The True Lender Rule was published in the Federal Register on October 30, 2020. According to the OCC, the Rule sought to clarify marketplace confusion that arises when a national bank partners with a non-bank lender, such as a marketplace lender.1 Determining which entity is making the loan (or is the “true lender”) determines which laws apply to the loans. The True Lender Rule provided that a national bank is the true lender if, as of the date of origination, (1) the national bank is named as the lender in the loan agreement for a loan and another bank funds that loan, or (2) the national bank itself funds the loan.2
As Cadwalader has previously reported,3 the Congressional Review Act gives Congress expedited procedures for agency rulemaking review. With that, Congress is empowered to pass resolutions of disapproval, which, when signed by the President, prevent an agency’s rule from either taking effect or continuing. In essence, when the President signs a joint resolution, it is as if the rule had never taken effect.4 Moreover, the rescinded rule “may not be reissued in substantially the same form, and a new rule that is substantially the same as such a rule may not be issued, unless the reissued or new rule is specifically authorized by a law enacted after the date of the joint resolution disapproving the original rule.”5
The House passed its joint resolution on June 24, 2021 and the Senate passed its resolution on May 11, 2021. President Biden signed the resolution on June 30, 2021, thereby terminating the rule’s effectiveness.

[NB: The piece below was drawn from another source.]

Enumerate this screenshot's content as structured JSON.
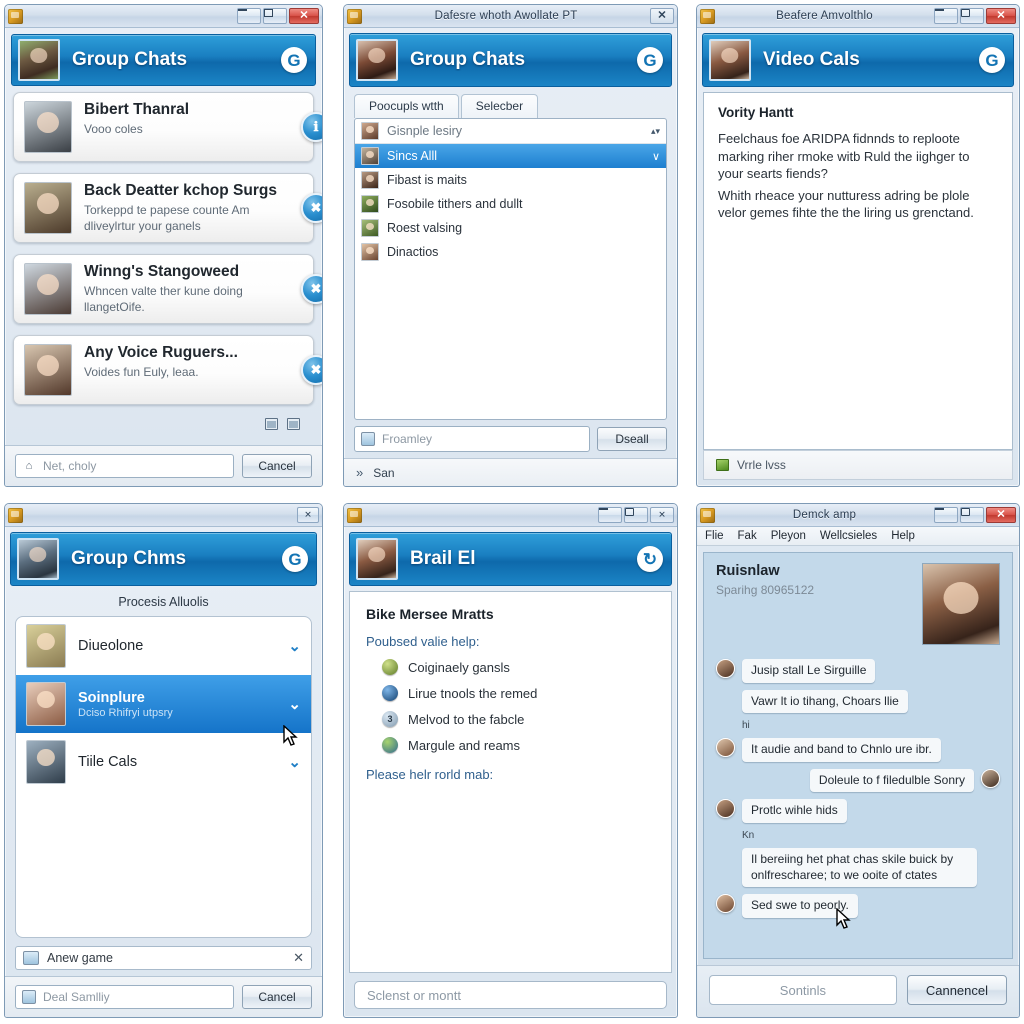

Now, the patchwork of judicial decisions released before the OCC’s issuance of the Rule will control the true lender determination and decide what law applies.
As we have previously advised, we believe the repeal of the True Lender Rule is largely symbolic and that risks for marketplace loans remain basically the same.6 With that, the best ways to mitigate risks associated with challenges to bank-origination model loans include: (1) ensuring loan agreements have strong arbitration clauses reflecting contractual agreement to arbitrate any claims and not allow claims to be arbitrated on a class action basis,7 and (2), limiting the interest rates to below the threshold typically targeted by the CFPB and the state AGs (usually, 36%).
1 For a discussion of the bank origination model, see our Clients & Friends Memo, Marketplace Lending Update: Who’s My Lender? (Mar. 14, 2018).
2 2 C.F.R. 7.1031(b).
3 For more information on the Congressional Review Act, see Clients & Friends Memo, Marketplace Lending Update #9: To Thine Own Self Be True? Not Necessarily (May 21, 2021).
4 5 U.S.C. § 801(f).
5 5 U.S.C. § 801(b)(2).
6 See supra note 3.
7 See American Express Co. et al v. Italian Colors Restaurant et al., 570 U.S. 228 (2013) (holding that the Federal Arbitration Act does not permit courts to invalidate a contractual waiver of class arbitration on the ground that the plaintiff’s cost of individually arbitrating a federal statutory claim exceeds the potential recovery).